▼

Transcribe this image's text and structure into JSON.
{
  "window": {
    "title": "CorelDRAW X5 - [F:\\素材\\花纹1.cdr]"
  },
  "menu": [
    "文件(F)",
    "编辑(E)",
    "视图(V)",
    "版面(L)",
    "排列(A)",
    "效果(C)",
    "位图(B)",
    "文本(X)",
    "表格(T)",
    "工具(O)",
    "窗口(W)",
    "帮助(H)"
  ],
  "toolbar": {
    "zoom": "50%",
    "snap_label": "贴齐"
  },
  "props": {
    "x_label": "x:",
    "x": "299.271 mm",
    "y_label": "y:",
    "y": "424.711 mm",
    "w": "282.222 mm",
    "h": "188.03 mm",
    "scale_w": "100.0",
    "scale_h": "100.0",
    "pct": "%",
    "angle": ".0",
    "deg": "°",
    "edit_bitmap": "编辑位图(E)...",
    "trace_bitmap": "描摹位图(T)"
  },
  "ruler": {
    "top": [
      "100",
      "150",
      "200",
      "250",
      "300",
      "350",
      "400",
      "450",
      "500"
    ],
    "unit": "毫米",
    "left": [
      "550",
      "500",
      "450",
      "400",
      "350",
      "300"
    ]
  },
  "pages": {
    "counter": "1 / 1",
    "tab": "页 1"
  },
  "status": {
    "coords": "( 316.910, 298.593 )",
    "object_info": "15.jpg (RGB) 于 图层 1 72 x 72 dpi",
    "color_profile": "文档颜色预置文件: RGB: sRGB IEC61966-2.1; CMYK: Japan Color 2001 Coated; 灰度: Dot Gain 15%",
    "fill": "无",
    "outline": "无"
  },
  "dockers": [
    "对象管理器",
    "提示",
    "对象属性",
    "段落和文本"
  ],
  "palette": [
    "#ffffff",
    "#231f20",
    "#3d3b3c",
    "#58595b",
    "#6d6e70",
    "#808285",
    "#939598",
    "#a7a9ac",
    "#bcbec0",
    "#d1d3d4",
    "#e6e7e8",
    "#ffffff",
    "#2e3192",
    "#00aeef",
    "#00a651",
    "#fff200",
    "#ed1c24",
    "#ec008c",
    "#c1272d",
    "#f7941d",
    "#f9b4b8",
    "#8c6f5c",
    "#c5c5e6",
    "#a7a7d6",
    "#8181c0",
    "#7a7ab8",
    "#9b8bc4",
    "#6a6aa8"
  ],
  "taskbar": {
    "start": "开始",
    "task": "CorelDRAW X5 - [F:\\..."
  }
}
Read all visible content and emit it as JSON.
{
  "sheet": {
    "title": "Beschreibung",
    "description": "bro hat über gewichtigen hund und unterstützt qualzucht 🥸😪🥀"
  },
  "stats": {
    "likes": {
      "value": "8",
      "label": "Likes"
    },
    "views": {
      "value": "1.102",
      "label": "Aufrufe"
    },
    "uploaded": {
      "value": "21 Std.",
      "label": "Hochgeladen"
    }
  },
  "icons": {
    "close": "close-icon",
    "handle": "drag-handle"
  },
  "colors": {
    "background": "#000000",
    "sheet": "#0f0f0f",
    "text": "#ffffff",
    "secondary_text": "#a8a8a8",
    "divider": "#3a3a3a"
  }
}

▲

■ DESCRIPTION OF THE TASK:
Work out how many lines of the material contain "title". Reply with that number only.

■ TASK RESPONSE:
2